• Task
Within the entries below, find the lines that hold "color" and report only how many there are.

[Entries from a dataset of interfaces]
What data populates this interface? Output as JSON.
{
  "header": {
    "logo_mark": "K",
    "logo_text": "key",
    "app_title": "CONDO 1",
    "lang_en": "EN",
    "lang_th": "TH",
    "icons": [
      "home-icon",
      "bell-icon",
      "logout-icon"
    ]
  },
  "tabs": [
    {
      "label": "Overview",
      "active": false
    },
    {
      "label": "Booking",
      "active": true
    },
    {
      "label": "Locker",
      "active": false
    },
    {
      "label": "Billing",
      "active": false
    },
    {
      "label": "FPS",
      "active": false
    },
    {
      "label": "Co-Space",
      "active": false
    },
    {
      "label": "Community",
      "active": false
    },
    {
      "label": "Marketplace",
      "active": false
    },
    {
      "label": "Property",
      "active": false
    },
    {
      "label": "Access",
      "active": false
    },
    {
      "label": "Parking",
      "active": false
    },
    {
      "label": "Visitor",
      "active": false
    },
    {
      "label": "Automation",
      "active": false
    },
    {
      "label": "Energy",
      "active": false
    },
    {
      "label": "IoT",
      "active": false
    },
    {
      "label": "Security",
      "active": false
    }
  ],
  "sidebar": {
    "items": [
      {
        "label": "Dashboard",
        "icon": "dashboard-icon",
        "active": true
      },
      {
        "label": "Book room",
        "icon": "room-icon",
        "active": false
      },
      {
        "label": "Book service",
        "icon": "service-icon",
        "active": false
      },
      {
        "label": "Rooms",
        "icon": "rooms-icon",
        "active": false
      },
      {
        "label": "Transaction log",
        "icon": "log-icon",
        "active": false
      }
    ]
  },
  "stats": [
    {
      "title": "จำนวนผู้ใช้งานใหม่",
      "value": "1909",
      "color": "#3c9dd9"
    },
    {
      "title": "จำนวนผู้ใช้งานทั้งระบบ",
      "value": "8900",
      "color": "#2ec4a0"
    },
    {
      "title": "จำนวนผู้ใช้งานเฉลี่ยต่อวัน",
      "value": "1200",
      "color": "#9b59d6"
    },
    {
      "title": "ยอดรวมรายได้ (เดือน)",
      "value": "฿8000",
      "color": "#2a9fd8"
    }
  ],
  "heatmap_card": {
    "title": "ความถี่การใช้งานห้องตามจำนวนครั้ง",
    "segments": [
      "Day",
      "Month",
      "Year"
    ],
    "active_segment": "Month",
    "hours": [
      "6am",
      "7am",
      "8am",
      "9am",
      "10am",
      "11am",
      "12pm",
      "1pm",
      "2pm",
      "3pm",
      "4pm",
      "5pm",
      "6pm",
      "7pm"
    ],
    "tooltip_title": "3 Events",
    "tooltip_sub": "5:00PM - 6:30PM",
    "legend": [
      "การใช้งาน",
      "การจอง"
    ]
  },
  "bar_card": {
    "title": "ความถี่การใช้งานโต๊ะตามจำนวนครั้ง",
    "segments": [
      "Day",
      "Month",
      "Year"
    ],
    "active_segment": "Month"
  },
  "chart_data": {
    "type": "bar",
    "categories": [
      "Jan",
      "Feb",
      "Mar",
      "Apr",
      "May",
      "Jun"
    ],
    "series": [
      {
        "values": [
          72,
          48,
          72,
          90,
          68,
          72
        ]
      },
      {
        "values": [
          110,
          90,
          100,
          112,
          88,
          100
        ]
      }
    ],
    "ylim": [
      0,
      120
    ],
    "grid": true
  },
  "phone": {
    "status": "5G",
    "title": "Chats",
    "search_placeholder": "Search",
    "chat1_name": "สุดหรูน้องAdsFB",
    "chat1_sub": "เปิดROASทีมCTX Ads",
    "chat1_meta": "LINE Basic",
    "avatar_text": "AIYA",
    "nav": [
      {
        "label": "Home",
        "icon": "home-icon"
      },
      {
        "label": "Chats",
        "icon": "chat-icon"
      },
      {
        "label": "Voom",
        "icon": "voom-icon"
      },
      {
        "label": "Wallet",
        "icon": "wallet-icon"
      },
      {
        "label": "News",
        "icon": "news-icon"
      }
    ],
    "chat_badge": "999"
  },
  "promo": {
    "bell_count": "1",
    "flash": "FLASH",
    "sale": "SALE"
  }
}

• Answer for this exercise
4